* WHAT YOU NEED TO DO
Each line of the records containing "back" is to be copied out and returned.

* RECORDS PROVIDED
******

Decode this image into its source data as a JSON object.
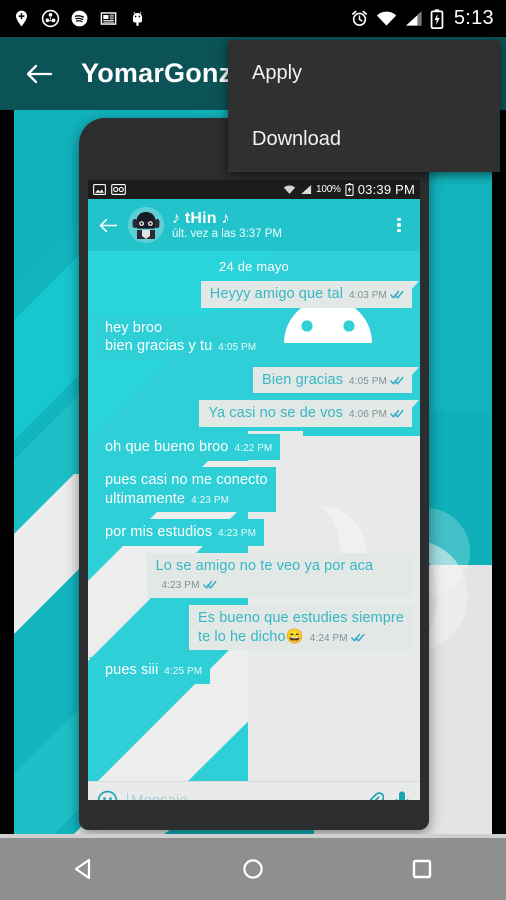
{
  "system_status_bar": {
    "icons_left": [
      "location-pin-plus-icon",
      "cast-circle-icon",
      "spotify-icon",
      "news-card-icon",
      "android-bot-icon"
    ],
    "icons_right": [
      "alarm-icon",
      "wifi-icon",
      "cellular-signal-icon",
      "battery-charging-icon"
    ],
    "clock": "5:13"
  },
  "appbar": {
    "back_icon": "back-arrow-icon",
    "title": "YomarGonz"
  },
  "overflow_menu": {
    "items": [
      {
        "label": "Apply"
      },
      {
        "label": "Download"
      }
    ]
  },
  "preview": {
    "wallpaper_colors": {
      "teal": "#12b5be",
      "teal_dark": "#0e9aa3",
      "white": "#eceeee"
    },
    "phone": {
      "inner_status_bar": {
        "icons_left": [
          "image-icon",
          "voicemail-icon"
        ],
        "icons_right": [
          "wifi-icon",
          "cellular-signal-icon",
          "battery-charging-icon"
        ],
        "battery_percent": "100%",
        "clock": "03:39 PM"
      },
      "chat_header": {
        "back_icon": "back-arrow-icon",
        "avatar": "contact-avatar",
        "contact_name": "♪ tHin ♪",
        "last_seen": "últ. vez a las 3:37 PM",
        "overflow_icon": "more-vertical-icon"
      },
      "chat": {
        "date_separator": "24 de mayo",
        "messages": [
          {
            "side": "out",
            "text": "Heyyy amigo que tal",
            "time": "4:03 PM",
            "ticks": true,
            "wide": false
          },
          {
            "side": "in",
            "text": "hey broo\nbien gracias y tu",
            "time": "4:05 PM",
            "ticks": false,
            "wide": false
          },
          {
            "side": "out",
            "text": "Bien gracias",
            "time": "4:05 PM",
            "ticks": true,
            "wide": false
          },
          {
            "side": "out",
            "text": "Ya casi no se de vos",
            "time": "4:06 PM",
            "ticks": true,
            "wide": false
          },
          {
            "side": "in",
            "text": "oh que bueno broo",
            "time": "4:22 PM",
            "ticks": false,
            "wide": false
          },
          {
            "side": "in",
            "text": "pues casi no me conecto\nultimamente",
            "time": "4:23 PM",
            "ticks": false,
            "wide": true
          },
          {
            "side": "in",
            "text": "por mis estudios",
            "time": "4:23 PM",
            "ticks": false,
            "wide": false
          },
          {
            "side": "out",
            "text": "Lo se amigo no te veo ya por aca",
            "time": "4:23 PM",
            "ticks": true,
            "wide": true
          },
          {
            "side": "out",
            "text": "Es bueno que estudies siempre\nte lo he dicho😄",
            "time": "4:24 PM",
            "ticks": true,
            "wide": true
          },
          {
            "side": "in",
            "text": "pues siii",
            "time": "4:25 PM",
            "ticks": false,
            "wide": false
          }
        ],
        "watermark": "android-robot-watermark"
      },
      "input_bar": {
        "emoji_icon": "emoji-smiley-icon",
        "placeholder": "Mensaje",
        "attach_icon": "paperclip-icon",
        "mic_icon": "microphone-icon"
      }
    }
  },
  "navbar": {
    "buttons": [
      {
        "name": "back-nav-button",
        "icon": "triangle-back-icon"
      },
      {
        "name": "home-nav-button",
        "icon": "circle-home-icon"
      },
      {
        "name": "recents-nav-button",
        "icon": "square-recents-icon"
      }
    ]
  }
}
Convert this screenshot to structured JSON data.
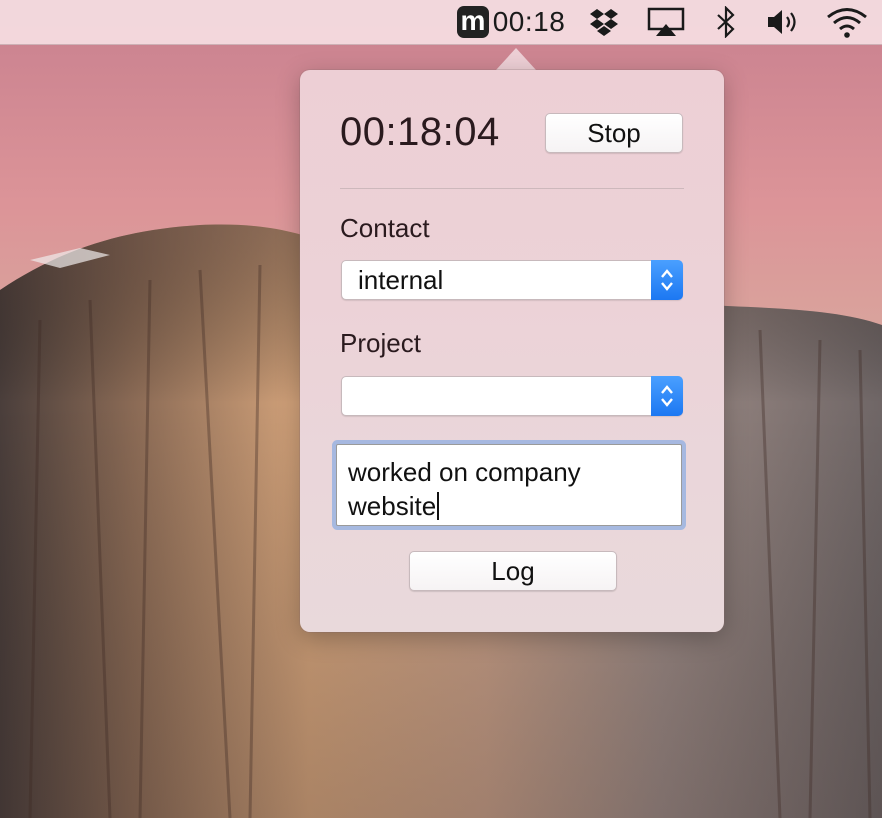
{
  "menubar": {
    "app_icon_letter": "m",
    "timer_text": "00:18",
    "icons": [
      "dropbox-icon",
      "airplay-icon",
      "bluetooth-icon",
      "volume-icon",
      "wifi-icon"
    ]
  },
  "popover": {
    "elapsed_time": "00:18:04",
    "stop_label": "Stop",
    "contact": {
      "label": "Contact",
      "selected": "internal"
    },
    "project": {
      "label": "Project",
      "selected": ""
    },
    "notes": {
      "line1": "worked on company",
      "line2": "website"
    },
    "log_label": "Log"
  },
  "colors": {
    "accent": "#1c78f2",
    "focus_ring": "#6ea0e6"
  }
}
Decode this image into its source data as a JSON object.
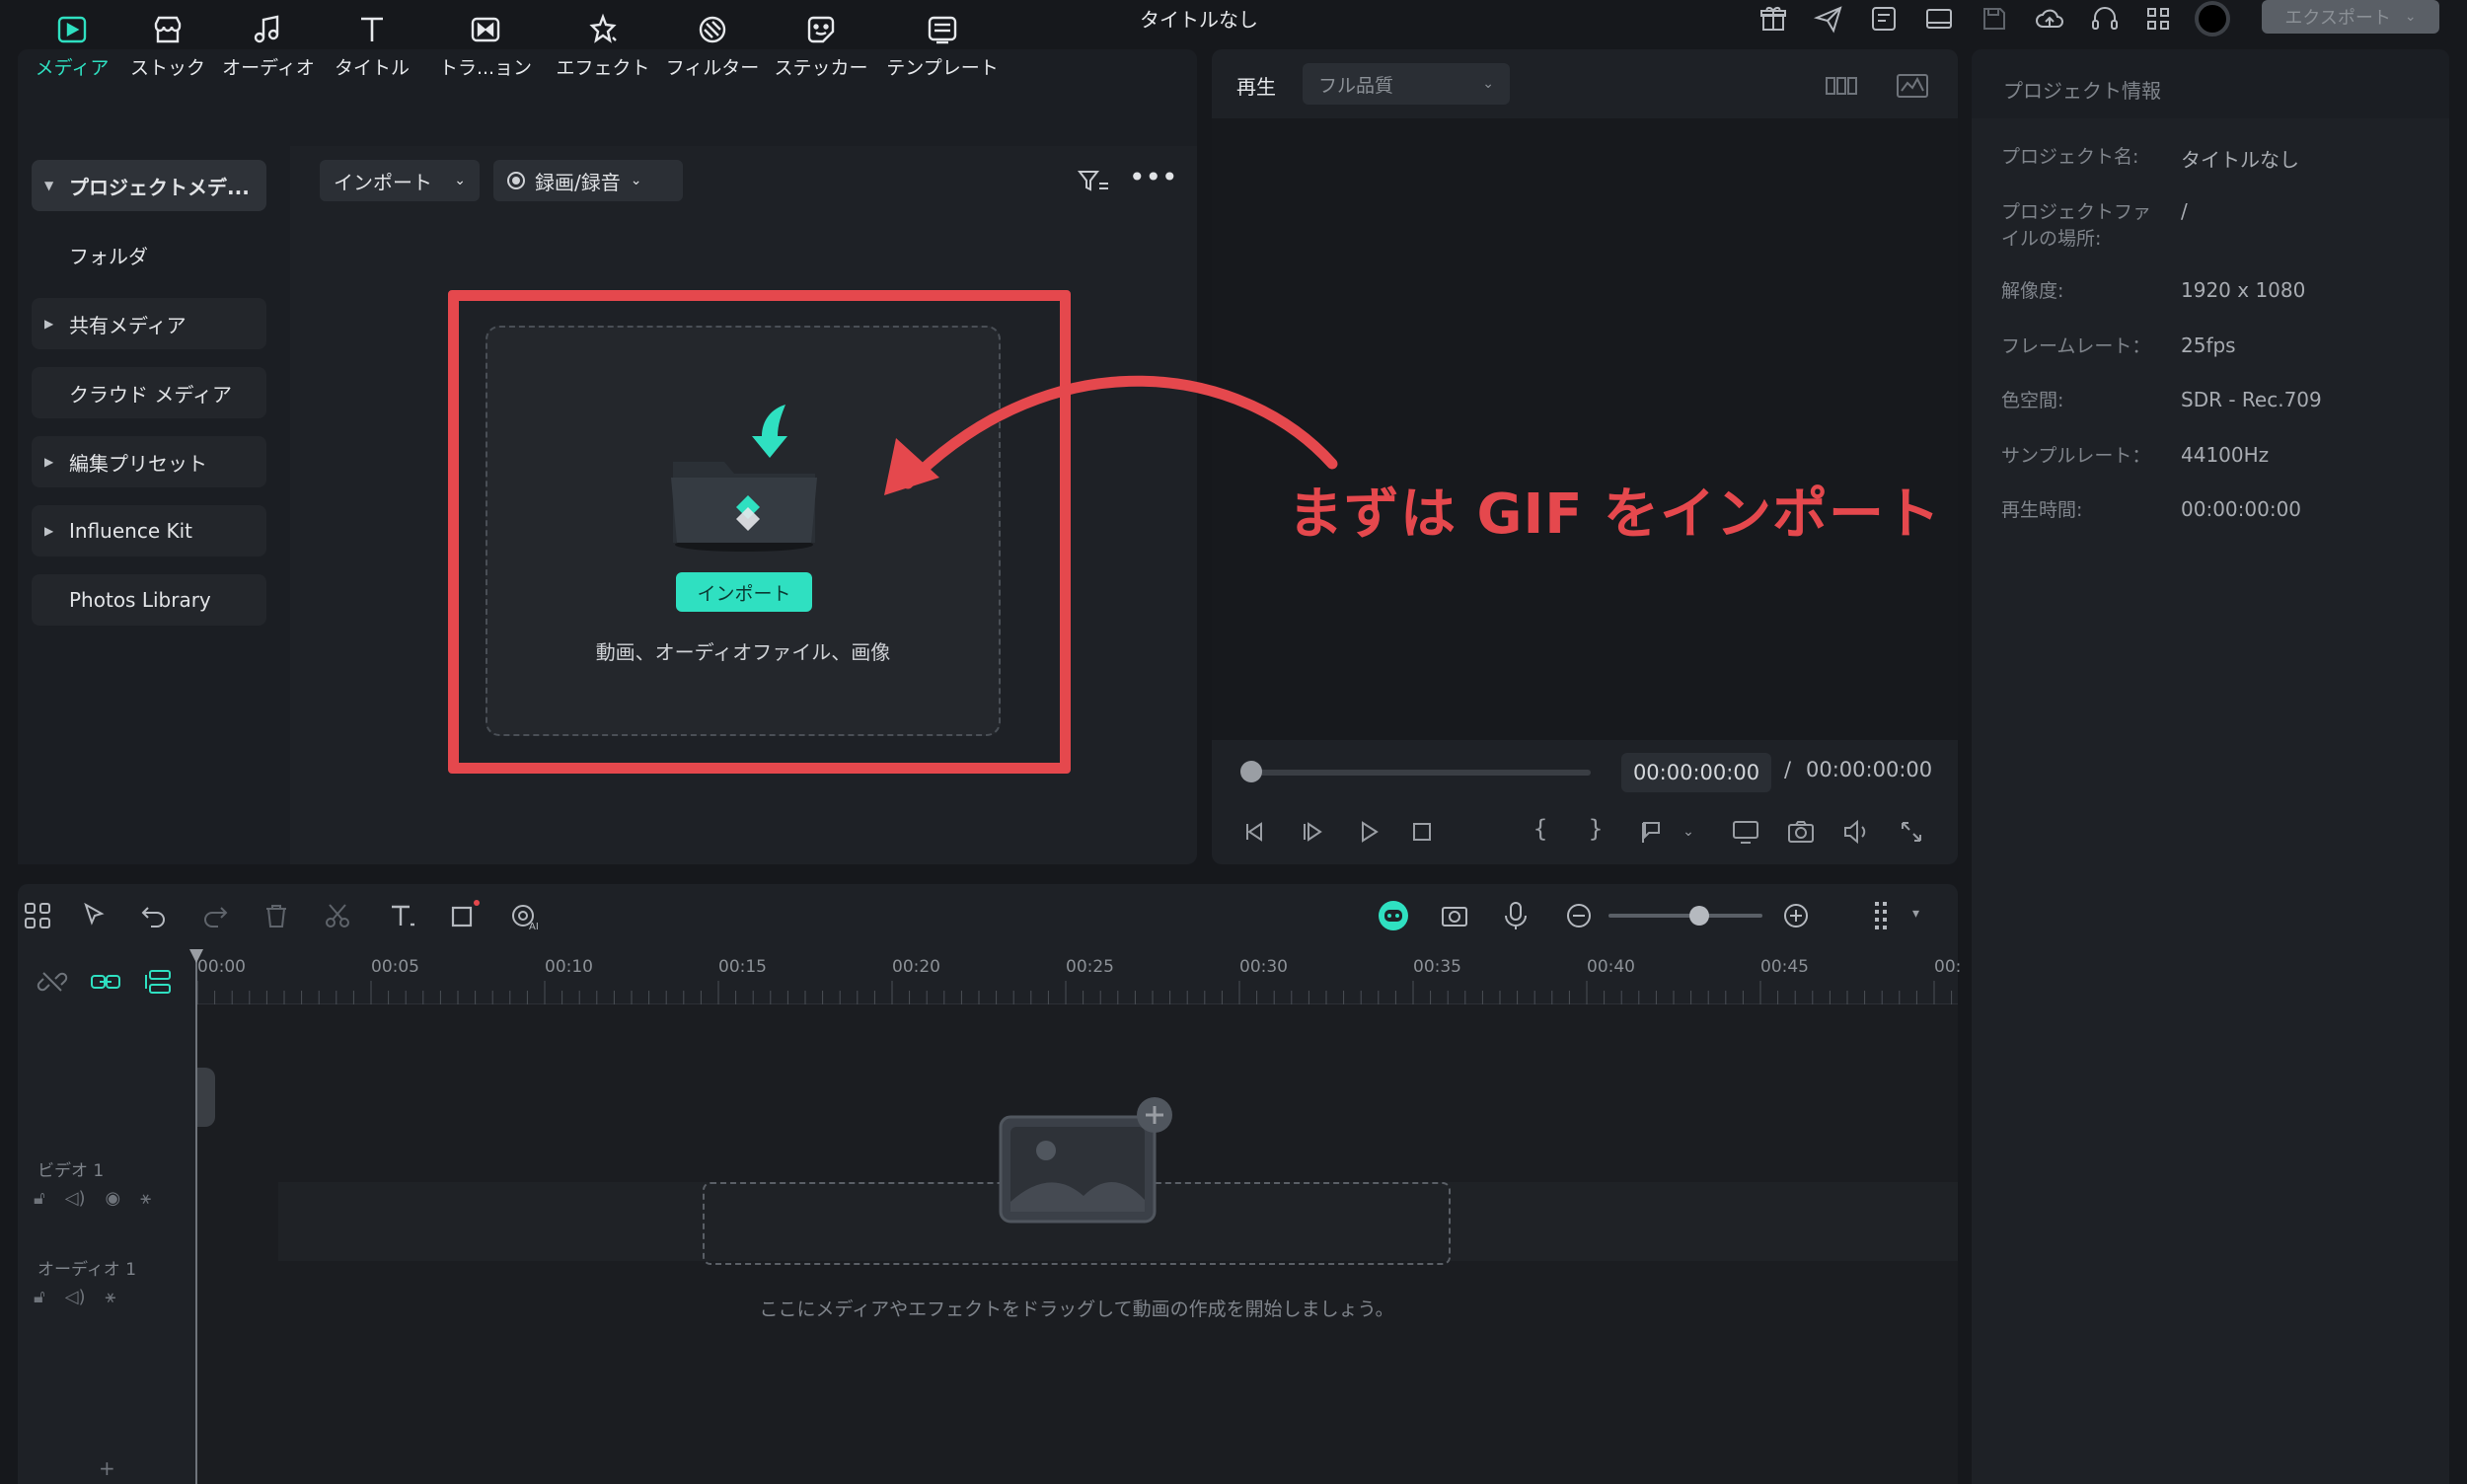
{
  "window": {
    "title": "タイトルなし",
    "export_label": "エクスポート"
  },
  "media_tabs": [
    {
      "label": "メディア",
      "icon": "media-icon"
    },
    {
      "label": "ストック",
      "icon": "stock-icon"
    },
    {
      "label": "オーディオ",
      "icon": "audio-icon"
    },
    {
      "label": "タイトル",
      "icon": "title-icon"
    },
    {
      "label": "トラ...ョン",
      "icon": "transition-icon"
    },
    {
      "label": "エフェクト",
      "icon": "effect-icon"
    },
    {
      "label": "フィルター",
      "icon": "filter-icon"
    },
    {
      "label": "ステッカー",
      "icon": "sticker-icon"
    },
    {
      "label": "テンプレート",
      "icon": "template-icon"
    }
  ],
  "sidebar": {
    "items": [
      {
        "label": "プロジェクトメデ..."
      },
      {
        "label": "フォルダ"
      },
      {
        "label": "共有メディア"
      },
      {
        "label": "クラウド メディア"
      },
      {
        "label": "編集プリセット"
      },
      {
        "label": "Influence Kit"
      },
      {
        "label": "Photos Library"
      }
    ]
  },
  "media_toolbar": {
    "import_label": "インポート",
    "record_label": "録画/録音"
  },
  "drop_zone": {
    "button_label": "インポート",
    "hint": "動画、オーディオファイル、画像"
  },
  "annotation": {
    "text": "まずは GIF をインポート",
    "color": "#e5484d"
  },
  "player": {
    "play_label": "再生",
    "quality": "フル品質",
    "time_current": "00:00:00:00",
    "time_separator": "/",
    "time_total": "00:00:00:00",
    "progress": 0
  },
  "project_info": {
    "title": "プロジェクト情報",
    "rows": [
      {
        "label": "プロジェクト名:",
        "value": "タイトルなし"
      },
      {
        "label": "プロジェクトファイルの場所:",
        "value": "/"
      },
      {
        "label": "解像度:",
        "value": "1920 x 1080"
      },
      {
        "label": "フレームレート：",
        "value": "25fps"
      },
      {
        "label": "色空間:",
        "value": "SDR - Rec.709"
      },
      {
        "label": "サンプルレート：",
        "value": "44100Hz"
      },
      {
        "label": "再生時間:",
        "value": "00:00:00:00"
      }
    ]
  },
  "timeline": {
    "ticks": [
      "00:00",
      "00:05",
      "00:10",
      "00:15",
      "00:20",
      "00:25",
      "00:30",
      "00:35",
      "00:40",
      "00:45",
      "00:"
    ],
    "tracks": [
      {
        "name": "ビデオ 1"
      },
      {
        "name": "オーディオ 1"
      }
    ],
    "hint": "ここにメディアやエフェクトをドラッグして動画の作成を開始しましょう。",
    "zoom_level": 0.55,
    "add_track": "+"
  },
  "colors": {
    "accent": "#2fe0c1",
    "annotation_red": "#e5484d"
  }
}
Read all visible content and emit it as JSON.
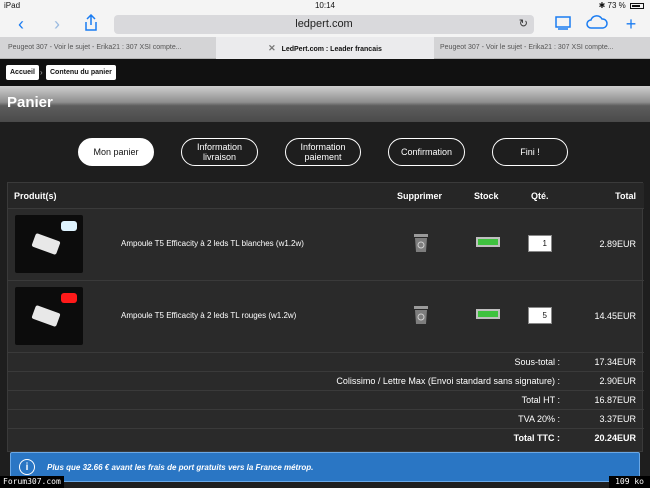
{
  "status_bar": {
    "carrier": "iPad",
    "time": "10:14",
    "battery": "73 %"
  },
  "browser": {
    "url": "ledpert.com",
    "tabs": [
      {
        "label": "Peugeot 307 - Voir le sujet - Erika21 : 307 XSI compte..."
      },
      {
        "label": "LedPert.com : Leader francais"
      },
      {
        "label": "Peugeot 307 - Voir le sujet - Erika21 : 307 XSI compte..."
      }
    ]
  },
  "breadcrumb": {
    "home": "Accueil",
    "current": "Contenu du panier"
  },
  "page_title": "Panier",
  "steps": [
    {
      "label": "Mon panier"
    },
    {
      "label": "Information livraison"
    },
    {
      "label": "Information paiement"
    },
    {
      "label": "Confirmation"
    },
    {
      "label": "Fini !"
    }
  ],
  "table": {
    "headers": {
      "product": "Produit(s)",
      "delete": "Supprimer",
      "stock": "Stock",
      "qty": "Qté.",
      "total": "Total"
    },
    "rows": [
      {
        "name": "Ampoule T5 Efficacity à 2 leds TL blanches (w1.2w)",
        "qty": "1",
        "total": "2.89EUR",
        "glow_color": "#dff4ff"
      },
      {
        "name": "Ampoule T5 Efficacity à 2 leds TL rouges (w1.2w)",
        "qty": "5",
        "total": "14.45EUR",
        "glow_color": "#ff1a1a"
      }
    ],
    "summary": [
      {
        "label": "Sous-total :",
        "value": "17.34EUR"
      },
      {
        "label": "Colissimo / Lettre Max (Envoi standard sans signature) :",
        "value": "2.90EUR"
      },
      {
        "label": "Total HT :",
        "value": "16.87EUR"
      },
      {
        "label": "TVA 20% :",
        "value": "3.37EUR"
      },
      {
        "label": "Total TTC :",
        "value": "20.24EUR"
      }
    ]
  },
  "info_banner": {
    "icon": "i",
    "text": "Plus que 32.66 € avant les frais de port gratuits vers la France métrop."
  },
  "watermark": {
    "left": "Forum307.com",
    "right": "109 ko"
  },
  "colors": {
    "accent": "#1a7cf2",
    "stock_ok": "#3fc23f",
    "banner": "#2a76c4"
  }
}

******

* REPLY TO THE TASK
    "back_icon": "back-arrow-icon",
        "back_icon": "back-arrow-icon",
        "name": "back-nav-button",
        "icon": "triangle-back-icon"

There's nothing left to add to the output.